*WHAT IS EXPECTED*
Identify all lines in the data containing the string "this". Copy them out.

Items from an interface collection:
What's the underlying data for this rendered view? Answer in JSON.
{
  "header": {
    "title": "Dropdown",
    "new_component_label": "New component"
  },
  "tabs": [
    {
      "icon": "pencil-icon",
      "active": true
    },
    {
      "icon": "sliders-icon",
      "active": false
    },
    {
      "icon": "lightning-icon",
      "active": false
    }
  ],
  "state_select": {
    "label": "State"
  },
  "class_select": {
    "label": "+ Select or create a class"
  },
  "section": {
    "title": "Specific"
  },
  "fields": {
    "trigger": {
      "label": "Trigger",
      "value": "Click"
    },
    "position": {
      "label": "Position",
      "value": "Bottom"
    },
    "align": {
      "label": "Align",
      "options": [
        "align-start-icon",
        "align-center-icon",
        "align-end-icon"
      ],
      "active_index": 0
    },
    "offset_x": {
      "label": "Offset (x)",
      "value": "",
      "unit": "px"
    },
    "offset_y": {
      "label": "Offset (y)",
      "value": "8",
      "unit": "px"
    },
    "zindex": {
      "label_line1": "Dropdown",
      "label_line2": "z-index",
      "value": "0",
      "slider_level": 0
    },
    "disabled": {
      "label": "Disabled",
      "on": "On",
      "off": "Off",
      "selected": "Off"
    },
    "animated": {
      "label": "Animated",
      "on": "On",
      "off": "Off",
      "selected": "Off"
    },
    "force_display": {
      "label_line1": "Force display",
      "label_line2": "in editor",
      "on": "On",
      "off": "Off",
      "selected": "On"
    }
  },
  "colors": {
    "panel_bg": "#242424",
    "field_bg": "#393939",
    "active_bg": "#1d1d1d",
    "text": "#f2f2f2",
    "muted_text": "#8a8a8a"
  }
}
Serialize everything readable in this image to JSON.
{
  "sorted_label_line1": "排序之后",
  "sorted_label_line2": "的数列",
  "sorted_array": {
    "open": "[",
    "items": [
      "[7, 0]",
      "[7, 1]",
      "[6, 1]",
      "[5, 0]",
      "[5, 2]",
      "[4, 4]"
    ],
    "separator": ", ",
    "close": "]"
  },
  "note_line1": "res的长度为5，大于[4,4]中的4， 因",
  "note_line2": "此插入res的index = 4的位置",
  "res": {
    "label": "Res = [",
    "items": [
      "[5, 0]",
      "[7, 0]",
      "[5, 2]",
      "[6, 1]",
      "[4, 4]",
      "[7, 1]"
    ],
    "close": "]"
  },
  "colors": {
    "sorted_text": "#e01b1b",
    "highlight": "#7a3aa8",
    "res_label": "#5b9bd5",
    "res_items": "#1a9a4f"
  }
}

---

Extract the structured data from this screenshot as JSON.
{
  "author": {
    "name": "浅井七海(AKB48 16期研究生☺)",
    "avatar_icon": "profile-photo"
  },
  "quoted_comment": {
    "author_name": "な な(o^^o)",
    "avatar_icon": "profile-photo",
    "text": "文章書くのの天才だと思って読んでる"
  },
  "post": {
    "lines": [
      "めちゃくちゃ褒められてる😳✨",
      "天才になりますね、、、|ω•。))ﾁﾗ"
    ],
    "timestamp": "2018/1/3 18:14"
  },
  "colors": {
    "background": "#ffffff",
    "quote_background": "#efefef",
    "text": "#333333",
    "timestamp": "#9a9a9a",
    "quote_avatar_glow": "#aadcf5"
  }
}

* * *

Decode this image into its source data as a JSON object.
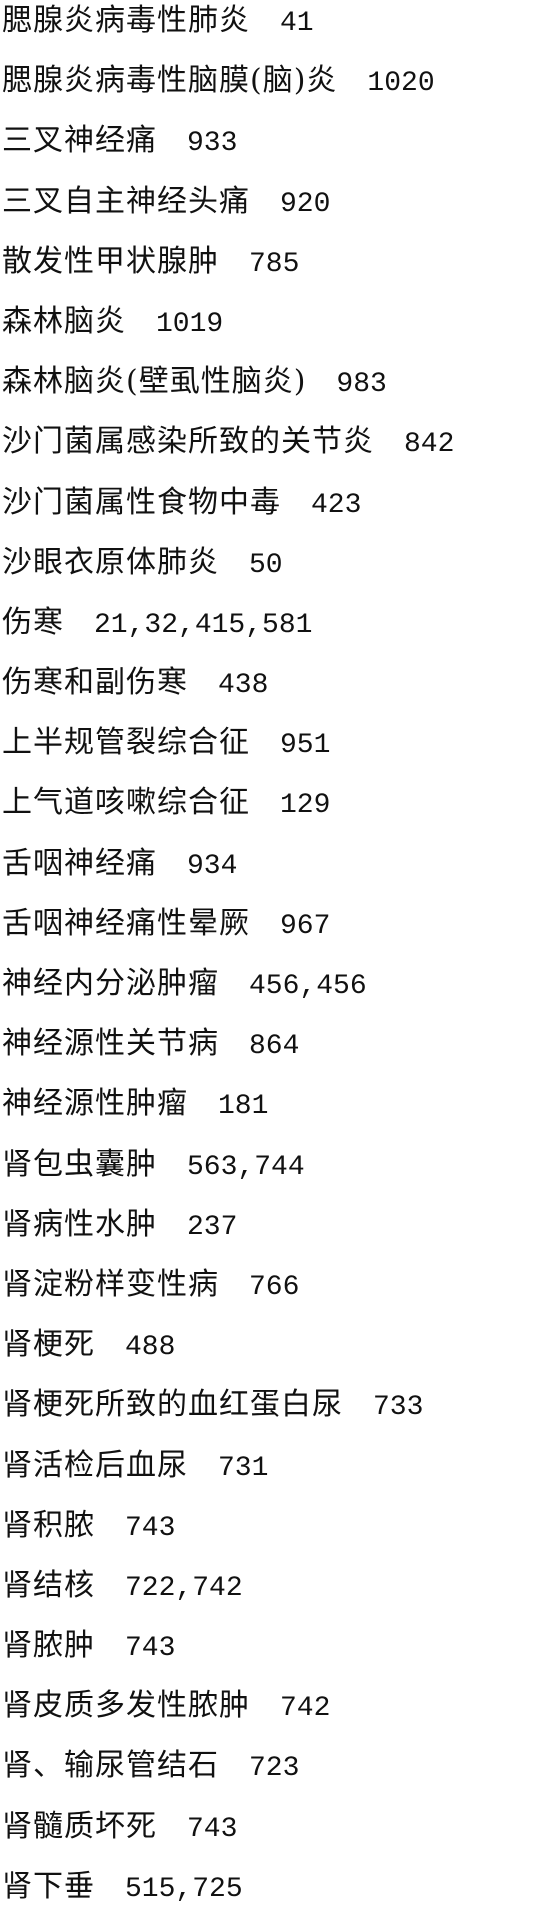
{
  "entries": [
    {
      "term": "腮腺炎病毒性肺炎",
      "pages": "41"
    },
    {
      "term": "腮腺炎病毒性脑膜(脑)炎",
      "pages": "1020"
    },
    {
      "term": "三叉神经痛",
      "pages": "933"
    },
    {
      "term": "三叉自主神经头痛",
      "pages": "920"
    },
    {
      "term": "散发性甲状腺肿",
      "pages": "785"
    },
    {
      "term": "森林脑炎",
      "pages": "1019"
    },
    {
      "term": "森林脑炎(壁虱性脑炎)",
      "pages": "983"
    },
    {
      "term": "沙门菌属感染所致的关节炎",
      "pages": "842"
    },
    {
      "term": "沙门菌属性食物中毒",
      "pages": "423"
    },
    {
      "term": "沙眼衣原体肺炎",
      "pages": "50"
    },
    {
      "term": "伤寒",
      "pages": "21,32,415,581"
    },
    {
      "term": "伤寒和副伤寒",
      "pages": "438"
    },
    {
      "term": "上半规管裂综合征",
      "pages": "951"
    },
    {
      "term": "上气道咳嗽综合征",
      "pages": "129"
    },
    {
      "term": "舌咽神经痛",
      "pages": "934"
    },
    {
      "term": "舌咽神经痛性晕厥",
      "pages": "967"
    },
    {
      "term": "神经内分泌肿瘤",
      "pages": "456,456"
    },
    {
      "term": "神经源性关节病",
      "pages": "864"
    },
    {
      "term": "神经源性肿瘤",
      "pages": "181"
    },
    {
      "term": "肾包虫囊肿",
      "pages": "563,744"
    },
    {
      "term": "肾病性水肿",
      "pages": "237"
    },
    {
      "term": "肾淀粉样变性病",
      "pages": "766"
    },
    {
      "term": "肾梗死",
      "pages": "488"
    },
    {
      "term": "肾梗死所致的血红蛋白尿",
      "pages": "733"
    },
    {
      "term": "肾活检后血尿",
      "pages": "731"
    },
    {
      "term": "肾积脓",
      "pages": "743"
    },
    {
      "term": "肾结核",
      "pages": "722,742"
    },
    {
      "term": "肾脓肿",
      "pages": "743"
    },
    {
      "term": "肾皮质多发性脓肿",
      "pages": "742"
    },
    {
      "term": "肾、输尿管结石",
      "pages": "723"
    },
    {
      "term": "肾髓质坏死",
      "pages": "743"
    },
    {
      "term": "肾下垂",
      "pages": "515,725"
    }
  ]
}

*TASK ANSWER*
What's the underlying data for this rendered view? Answer in JSON.
Serialize everything readable in this image to JSON.
Extract the structured data from this screenshot as JSON.
Decode this image into its source data as a JSON object.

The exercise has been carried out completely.